The NY Times' Jere Longman thinks that US Olympic track star Lolo Jones relies way too much on her great looks rather than her actual accomplishments on the track:
Still, Jones has received far greater publicity than any other American track and field athlete competing in the London Games. This was based not on achievement but on her exotic beauty and on a sad and cynical marketing campaign. Essentially, Jones has decided she will be whatever anyone wants her to be — vixen, virgin, victim — to draw attention to herself and the many products she endorses.
Women have struggled for decades to be appreciated as athletes. For the first time at these Games, every competing nation has sent a female participant. But Jones is not assured enough with her hurdling or her compelling story of perseverance. So she has played into the persistent, demeaning notion that women are worthy as athletes only if they have sex appeal. And, too often, the news media have played right along with her.
Longman goes on to quote some academic comparing Jones to tennis player Anna Kournikova who was quite beautiful, yet never won a singles tournament in her sport. (Personally, I'd also add in golfer Michelle Wie who insisted on playing in men's tourneys before she ever did anything on the women's tour; she has only two victories on the LPGA tour at present.) Jones, in a subsequent interview, expressed sadness and disappointment with the article.
But is Longman being even close to fair with regards to Lolo? Not even close.

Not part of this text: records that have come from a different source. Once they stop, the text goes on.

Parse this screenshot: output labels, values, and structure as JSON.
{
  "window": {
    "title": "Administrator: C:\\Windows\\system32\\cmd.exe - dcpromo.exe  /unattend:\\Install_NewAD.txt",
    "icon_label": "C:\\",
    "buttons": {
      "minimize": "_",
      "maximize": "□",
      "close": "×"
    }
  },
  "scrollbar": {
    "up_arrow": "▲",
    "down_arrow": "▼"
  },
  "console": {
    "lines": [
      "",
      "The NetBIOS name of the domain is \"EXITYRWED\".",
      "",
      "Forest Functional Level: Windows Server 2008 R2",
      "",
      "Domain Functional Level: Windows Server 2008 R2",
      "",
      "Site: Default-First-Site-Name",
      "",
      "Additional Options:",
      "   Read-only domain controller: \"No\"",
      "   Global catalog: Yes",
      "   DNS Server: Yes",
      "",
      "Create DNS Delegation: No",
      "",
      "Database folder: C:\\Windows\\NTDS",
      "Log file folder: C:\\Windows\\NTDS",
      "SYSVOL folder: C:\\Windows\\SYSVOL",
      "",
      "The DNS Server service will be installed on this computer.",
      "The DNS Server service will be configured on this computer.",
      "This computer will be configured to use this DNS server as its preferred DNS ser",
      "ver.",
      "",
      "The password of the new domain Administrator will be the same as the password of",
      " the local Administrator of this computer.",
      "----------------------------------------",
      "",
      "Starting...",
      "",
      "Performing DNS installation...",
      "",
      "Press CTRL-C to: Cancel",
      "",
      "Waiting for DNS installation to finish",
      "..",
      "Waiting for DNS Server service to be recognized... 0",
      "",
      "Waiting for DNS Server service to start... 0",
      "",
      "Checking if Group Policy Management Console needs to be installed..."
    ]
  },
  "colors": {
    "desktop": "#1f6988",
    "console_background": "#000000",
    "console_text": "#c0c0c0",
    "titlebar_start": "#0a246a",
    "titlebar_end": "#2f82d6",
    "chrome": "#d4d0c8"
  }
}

Check out Jones' vital stats. National indoor titles in the 60 meter hurdles in 2007, 2008 and 2009. Two gold medals in the World Indoor Championships in that event in 2008 and 2010. She holds the American record in the 60 meter hurdles, for cripe's sake. In 2008 in Beijing, Jones was favored to win the 100 meter hurdles and was on the verge of doing so -- until she tripped over the second-to-last hurdle, and finished seventh. Longman does mention the Olympics in Beijing and that Jones was leading the race in his column, but neglects to note she was the favorite and most likely would have won if not for the trip, which is a fairly common occurrence in hurdles.
Are these accomplishments Anna Kournikova or Michelle Wie-like? No freakin' way. Far from it.
Longman's column was so off-base that Times Public Editor Arthur Brisbane felt compelled to respond:
I believe writers like Jere Longman, who does have a long and worthy track record at The Times, should have some room to express their hard-earned perspective. But this piece struck me as quite harsh and left me, along with others, wondering why the tone was so strong.
Bravo to Art for that.
What's even more hilarious than how off-base Longman's main point was is the notion that Jones shouldn't attempt to take advantage of her inherent beauty for monetary gain. In contemporary America, there's nothing more "American" than this, and media outfits like the Times are responsible for a lot of it. And you know what else? Why doesn't Mr. Longman write up a column about possibly the greatest style-over-substance personality in modern memory: One Barack Obama, president of the United States, and a person the NY Times has supported without fail since he became a candidate for the highest office in the land?Posted by Hube at August 9, 2012 01:37 PM | TrackBack